homepage categories ideglossary museum guide columns presentations our purpose contact us
› Categories  



Blue-coloured glass beads of Anatolian glassmaking were one of the glassware groups produced with the core moulding technique in 100-300 B.C.

Especially glass beads from the Roman period have been found all around Anatolia. These beads were produced with wrapping technique and all types of hot processing.

Having been through countless processes in thousands of years and coming from an amazing industry and design competition, Anatolian traditional glass artists have interestingly maintained the liveliness of an old heritage. These artists preserve art glass as an inherited art and continue to produce the traditionally-created works mostly without clearly knowing the reason.

Although beads are glass products, they are not exactly made of glass. Since beads can be melted down at low temperatures, they are between glass and vitriform. The simple furnaces utilized to make the beads generally do not emit heat at temperatures high enough to vitrify the material.

The glass in beads is the result of the physical, and not the chemical, combination in glass. Therefore, the raw materials an compositions used by bead making artists are rather complicated.

They contain essential glass materials; but, everyone can apply a different, specific technique for the making and shaping of the beads. For instance, the longer the processing time is, the darker the colour will be.
In this manner, totally different colours can be obtained by processing the very same combination. Thus, known combinations can be used to create unseen products.  This is the source of mastery in traditional glass bead making.

Mastery in traditional glass bead making lies in the room it allows for personal interpretation of bead making. All colours in the range between blue and green can be obtained using the same glass and the same composition.

Anatolia has a long history of glass culture and this work has continued for hundreds of years nearly by itself, as if it yielded a natural product. 

Conical sticks taken by glass makers from the furnace, one-piece plates of variable diameter in which beads of different sizes are rotated and shaped and beads of countless different shapes made on balanced tables without using any moulds...

The fact that they are able to shape molten glass in any way that is suited to their wishes with such a small number of tools is an outcome that has, in fact, been warranted by the deep-reaching roots of glassmaking.

Evil eye beads, on the other hand, are the product of a combination of various processes involved in the historical development of glass beads.

First, the glass maker produces a simple bead, on which other colours are placed one by one via hot processing.
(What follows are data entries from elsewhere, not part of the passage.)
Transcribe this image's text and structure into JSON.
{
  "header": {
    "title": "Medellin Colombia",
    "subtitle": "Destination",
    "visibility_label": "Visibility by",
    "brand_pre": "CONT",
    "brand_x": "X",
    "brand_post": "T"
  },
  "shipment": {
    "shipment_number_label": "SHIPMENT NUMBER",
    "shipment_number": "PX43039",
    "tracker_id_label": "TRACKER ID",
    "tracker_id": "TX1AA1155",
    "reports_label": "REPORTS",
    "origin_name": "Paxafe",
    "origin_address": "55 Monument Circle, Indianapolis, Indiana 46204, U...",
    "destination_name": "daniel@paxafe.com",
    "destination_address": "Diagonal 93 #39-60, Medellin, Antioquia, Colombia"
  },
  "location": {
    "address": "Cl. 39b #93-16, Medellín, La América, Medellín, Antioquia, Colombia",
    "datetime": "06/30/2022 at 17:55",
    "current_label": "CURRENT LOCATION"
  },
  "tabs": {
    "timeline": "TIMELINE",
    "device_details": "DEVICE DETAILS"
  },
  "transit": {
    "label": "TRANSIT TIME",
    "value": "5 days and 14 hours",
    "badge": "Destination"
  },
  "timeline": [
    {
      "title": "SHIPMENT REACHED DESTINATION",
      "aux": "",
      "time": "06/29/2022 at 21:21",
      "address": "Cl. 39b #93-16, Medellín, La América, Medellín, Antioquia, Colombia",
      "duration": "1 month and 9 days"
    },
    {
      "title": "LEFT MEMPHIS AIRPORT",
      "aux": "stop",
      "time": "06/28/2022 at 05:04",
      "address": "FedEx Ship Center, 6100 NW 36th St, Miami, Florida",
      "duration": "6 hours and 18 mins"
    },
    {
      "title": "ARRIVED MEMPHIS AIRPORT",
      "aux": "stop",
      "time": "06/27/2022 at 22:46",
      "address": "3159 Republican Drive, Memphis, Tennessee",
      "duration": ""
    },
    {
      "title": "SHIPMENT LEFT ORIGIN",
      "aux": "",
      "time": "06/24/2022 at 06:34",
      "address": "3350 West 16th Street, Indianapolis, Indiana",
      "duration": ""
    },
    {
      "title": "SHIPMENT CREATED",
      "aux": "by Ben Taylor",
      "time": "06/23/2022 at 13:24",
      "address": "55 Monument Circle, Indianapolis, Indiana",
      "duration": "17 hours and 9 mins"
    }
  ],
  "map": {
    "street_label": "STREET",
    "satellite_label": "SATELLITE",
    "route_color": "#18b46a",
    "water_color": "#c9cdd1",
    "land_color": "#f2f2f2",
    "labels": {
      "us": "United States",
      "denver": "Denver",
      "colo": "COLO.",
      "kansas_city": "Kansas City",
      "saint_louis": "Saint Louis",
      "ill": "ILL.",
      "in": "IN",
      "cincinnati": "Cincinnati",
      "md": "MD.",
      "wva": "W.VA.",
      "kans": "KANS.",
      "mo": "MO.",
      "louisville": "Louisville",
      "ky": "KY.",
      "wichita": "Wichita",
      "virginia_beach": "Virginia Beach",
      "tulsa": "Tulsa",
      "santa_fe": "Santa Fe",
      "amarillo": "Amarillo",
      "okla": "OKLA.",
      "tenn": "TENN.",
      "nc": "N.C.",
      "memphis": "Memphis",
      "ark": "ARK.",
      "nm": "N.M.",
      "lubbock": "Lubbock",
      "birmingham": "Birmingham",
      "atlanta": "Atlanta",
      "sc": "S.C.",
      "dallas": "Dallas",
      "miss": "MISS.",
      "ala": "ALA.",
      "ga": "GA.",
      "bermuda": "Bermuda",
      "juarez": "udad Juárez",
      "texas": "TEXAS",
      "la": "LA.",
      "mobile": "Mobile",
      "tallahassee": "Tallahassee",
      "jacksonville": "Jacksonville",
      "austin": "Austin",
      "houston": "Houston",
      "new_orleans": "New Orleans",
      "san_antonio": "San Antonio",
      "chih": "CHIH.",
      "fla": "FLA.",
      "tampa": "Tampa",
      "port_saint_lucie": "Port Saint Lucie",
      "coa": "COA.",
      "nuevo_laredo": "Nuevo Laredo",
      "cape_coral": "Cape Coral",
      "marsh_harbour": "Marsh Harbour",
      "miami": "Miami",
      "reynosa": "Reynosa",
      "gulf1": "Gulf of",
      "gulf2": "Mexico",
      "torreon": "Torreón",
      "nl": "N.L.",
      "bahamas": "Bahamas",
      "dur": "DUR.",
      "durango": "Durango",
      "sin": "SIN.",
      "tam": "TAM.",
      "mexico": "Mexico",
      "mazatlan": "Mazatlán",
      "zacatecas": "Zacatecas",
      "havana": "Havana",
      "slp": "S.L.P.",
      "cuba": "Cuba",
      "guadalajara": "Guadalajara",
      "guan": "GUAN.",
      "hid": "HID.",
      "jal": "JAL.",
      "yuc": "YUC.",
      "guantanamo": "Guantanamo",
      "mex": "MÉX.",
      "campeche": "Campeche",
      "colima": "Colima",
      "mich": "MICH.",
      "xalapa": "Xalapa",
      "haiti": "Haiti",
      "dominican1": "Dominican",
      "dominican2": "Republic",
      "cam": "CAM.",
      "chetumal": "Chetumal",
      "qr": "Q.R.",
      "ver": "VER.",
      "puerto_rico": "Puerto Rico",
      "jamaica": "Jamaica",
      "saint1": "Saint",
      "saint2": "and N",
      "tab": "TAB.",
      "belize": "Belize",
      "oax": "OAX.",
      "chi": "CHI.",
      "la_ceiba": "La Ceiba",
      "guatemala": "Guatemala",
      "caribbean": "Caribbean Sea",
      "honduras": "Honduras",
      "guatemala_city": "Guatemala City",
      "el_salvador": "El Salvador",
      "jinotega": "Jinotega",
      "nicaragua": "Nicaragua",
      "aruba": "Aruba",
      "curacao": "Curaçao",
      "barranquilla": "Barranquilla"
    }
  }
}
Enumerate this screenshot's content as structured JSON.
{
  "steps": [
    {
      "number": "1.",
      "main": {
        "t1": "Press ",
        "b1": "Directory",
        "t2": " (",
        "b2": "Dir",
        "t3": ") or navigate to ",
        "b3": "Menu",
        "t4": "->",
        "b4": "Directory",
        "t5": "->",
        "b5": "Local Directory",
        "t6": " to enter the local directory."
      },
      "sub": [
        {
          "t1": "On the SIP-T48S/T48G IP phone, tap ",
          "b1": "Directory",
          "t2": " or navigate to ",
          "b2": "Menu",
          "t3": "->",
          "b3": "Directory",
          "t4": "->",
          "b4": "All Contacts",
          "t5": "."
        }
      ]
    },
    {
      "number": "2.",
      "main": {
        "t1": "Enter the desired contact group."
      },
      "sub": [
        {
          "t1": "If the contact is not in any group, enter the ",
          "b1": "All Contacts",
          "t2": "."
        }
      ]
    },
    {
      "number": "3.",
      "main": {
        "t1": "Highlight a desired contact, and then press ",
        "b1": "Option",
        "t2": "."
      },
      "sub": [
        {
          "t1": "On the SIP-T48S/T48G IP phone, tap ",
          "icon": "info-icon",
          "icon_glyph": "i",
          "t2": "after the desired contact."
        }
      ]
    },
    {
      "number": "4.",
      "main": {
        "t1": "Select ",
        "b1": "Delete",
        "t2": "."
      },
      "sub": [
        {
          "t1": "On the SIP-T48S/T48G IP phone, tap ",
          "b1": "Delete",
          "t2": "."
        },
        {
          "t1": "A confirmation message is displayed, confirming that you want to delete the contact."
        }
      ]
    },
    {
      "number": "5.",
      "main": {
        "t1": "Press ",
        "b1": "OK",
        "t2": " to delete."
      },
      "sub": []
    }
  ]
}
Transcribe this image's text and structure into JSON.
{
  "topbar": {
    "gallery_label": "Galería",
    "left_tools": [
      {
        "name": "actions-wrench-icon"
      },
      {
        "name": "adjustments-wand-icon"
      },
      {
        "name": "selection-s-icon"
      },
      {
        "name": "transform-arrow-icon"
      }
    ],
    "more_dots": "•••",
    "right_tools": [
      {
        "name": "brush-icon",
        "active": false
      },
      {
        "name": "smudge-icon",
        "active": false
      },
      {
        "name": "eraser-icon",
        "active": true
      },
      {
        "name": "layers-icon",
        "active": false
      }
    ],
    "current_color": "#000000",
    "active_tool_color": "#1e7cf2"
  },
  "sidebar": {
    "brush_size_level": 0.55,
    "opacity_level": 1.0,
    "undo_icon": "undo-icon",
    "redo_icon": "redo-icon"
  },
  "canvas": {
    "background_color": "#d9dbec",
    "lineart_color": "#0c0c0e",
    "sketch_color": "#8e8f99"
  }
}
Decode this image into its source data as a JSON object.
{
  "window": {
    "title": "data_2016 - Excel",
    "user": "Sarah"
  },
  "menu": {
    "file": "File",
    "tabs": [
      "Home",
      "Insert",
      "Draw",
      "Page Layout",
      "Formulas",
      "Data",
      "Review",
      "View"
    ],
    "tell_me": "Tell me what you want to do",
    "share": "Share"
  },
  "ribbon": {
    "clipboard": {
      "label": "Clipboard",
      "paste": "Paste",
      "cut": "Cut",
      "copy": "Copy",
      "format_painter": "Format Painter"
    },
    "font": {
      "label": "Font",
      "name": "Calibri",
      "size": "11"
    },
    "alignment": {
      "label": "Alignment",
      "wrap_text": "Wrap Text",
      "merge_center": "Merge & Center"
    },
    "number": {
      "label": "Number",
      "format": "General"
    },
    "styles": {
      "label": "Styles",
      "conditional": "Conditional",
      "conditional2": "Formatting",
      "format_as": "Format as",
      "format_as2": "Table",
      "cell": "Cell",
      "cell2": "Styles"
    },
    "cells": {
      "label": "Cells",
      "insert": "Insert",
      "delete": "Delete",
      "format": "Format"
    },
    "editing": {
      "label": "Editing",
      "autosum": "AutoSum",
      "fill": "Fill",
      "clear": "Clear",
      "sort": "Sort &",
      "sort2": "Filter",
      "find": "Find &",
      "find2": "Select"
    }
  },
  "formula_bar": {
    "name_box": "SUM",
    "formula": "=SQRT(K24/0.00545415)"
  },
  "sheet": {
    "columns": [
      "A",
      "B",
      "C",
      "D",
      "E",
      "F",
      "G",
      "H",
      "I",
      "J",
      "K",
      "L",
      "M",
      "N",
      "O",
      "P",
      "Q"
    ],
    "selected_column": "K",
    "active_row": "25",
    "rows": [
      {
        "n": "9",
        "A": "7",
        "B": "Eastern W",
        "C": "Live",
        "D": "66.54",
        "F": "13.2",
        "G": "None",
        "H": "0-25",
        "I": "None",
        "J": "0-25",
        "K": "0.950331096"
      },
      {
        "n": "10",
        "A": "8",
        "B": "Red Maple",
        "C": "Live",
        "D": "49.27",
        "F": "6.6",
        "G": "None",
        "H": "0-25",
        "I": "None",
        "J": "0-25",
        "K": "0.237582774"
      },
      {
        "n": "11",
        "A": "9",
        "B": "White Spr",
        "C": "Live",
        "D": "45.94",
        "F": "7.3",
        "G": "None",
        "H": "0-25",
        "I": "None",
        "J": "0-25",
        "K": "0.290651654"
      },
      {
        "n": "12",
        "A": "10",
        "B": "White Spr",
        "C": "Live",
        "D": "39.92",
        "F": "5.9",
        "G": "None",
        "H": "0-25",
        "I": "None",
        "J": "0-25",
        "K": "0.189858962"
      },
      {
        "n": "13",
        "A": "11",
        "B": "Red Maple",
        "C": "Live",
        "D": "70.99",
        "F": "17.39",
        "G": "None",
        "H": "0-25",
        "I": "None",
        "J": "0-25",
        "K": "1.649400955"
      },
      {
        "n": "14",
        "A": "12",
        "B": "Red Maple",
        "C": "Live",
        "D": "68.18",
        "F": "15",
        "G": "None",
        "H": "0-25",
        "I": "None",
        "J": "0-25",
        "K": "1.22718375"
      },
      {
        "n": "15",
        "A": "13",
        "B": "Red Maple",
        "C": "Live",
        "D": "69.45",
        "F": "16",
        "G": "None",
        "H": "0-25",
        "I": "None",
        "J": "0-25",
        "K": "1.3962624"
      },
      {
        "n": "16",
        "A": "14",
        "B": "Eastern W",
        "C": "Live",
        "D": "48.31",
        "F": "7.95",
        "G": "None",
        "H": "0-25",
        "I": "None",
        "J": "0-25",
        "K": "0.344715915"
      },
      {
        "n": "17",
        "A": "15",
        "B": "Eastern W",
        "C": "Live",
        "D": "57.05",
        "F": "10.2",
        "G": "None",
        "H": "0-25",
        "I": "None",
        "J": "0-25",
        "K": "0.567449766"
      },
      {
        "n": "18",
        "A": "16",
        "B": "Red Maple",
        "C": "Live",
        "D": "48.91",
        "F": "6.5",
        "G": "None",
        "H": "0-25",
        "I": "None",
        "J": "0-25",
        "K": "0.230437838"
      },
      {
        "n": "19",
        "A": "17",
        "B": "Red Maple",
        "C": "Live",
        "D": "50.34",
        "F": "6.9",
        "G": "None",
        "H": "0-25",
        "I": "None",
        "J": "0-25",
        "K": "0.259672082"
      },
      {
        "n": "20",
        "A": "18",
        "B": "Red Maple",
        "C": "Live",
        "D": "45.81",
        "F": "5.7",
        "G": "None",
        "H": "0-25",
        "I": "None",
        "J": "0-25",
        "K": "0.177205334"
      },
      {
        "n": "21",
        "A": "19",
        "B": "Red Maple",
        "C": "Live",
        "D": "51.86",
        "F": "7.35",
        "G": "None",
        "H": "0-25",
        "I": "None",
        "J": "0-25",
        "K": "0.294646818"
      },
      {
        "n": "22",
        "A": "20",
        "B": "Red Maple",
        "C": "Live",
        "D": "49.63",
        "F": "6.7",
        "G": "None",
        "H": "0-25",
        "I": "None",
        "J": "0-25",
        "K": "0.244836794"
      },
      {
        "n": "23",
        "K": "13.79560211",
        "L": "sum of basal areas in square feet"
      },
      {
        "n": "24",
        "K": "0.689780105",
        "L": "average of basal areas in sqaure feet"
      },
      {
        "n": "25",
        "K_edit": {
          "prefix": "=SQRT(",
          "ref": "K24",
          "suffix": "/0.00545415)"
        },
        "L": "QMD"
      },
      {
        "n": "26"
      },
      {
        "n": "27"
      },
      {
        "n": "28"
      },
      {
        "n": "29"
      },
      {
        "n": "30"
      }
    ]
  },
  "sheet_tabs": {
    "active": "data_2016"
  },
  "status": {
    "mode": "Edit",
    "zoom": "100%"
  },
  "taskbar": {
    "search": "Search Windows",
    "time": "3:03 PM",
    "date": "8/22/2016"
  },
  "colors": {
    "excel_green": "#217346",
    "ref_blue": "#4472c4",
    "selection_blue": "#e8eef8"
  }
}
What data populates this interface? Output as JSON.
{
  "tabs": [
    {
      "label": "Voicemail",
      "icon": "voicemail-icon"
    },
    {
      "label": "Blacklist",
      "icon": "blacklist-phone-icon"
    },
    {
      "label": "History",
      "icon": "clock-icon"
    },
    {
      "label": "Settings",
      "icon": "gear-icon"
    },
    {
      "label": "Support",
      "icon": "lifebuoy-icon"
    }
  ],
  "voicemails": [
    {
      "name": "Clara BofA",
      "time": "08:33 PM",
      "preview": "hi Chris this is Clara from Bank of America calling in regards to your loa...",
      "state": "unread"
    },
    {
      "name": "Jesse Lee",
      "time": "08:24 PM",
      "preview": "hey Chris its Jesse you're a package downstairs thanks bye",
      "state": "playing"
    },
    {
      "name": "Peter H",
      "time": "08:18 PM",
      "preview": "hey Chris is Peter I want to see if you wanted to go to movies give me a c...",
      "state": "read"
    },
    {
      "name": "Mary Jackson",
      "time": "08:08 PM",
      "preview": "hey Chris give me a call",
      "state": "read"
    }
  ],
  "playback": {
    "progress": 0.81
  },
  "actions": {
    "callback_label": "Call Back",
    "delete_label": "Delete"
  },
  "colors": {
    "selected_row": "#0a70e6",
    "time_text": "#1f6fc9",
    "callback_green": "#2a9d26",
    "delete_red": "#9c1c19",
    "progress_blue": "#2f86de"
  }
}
Once all steps included in this hot processing are completed, the resultant evil eye bead is reheated and pressed to its final shape.
Behind this seemingly simple process, however, lies a complicated system – the main work counter of the production system, the glass furnaces.

Bead furnaces are operated on generally similar principles; yet, different features are observed specifically in furnaces of different bead making families.

In Anatolia, these traditional furnaces are switched on in the morning and switched off when the glass material inside runs out or when the work is done. Then, the preformed glass beads are collected in the special cooling unit of the furnace and slowly cooled down with the furnace until the next morning.

In general, one of the most important questions in glassmaking is the ability to cool down the preformed glass slowly in a specified order and time frame. If this process is not carried out in a balanced order and time frame, the beads will be broken or cracked. 

As a result, the foundations of the thousands-year-old bead making tradition of Anatolia lie, above everything, in a sensitive and balanced furnace and heat technology. The glass bead furnaces of Anatolia are, therefore, what these glassmaking families know by heart.



Source; Önder Küçükerman, Türkiye’nin Kültür Mirası, 100 Cam, Ntv yayınları, İst.2008
Önder Küçükerman, 3000 YıllıkAkdeniz Camcılığının Anadolu’daki Son İzleri-Göz Boncuğu, T.Turing ve Otomobil Kurumu Yayını,İst.1987
Gönül Paksoy, Koleksiyondan Kreasyona Boncuk, Kasım 2007

› Related products
Products not found.

› Did you know them?
Birsen Malkoç
Copyright by © 2020 idesanat.com
Important Information
1. If you share our content in another web site, please denote the sources. Thanks for your interest.
2. If you think that there is something which is against the copyrights and laws, please inform us.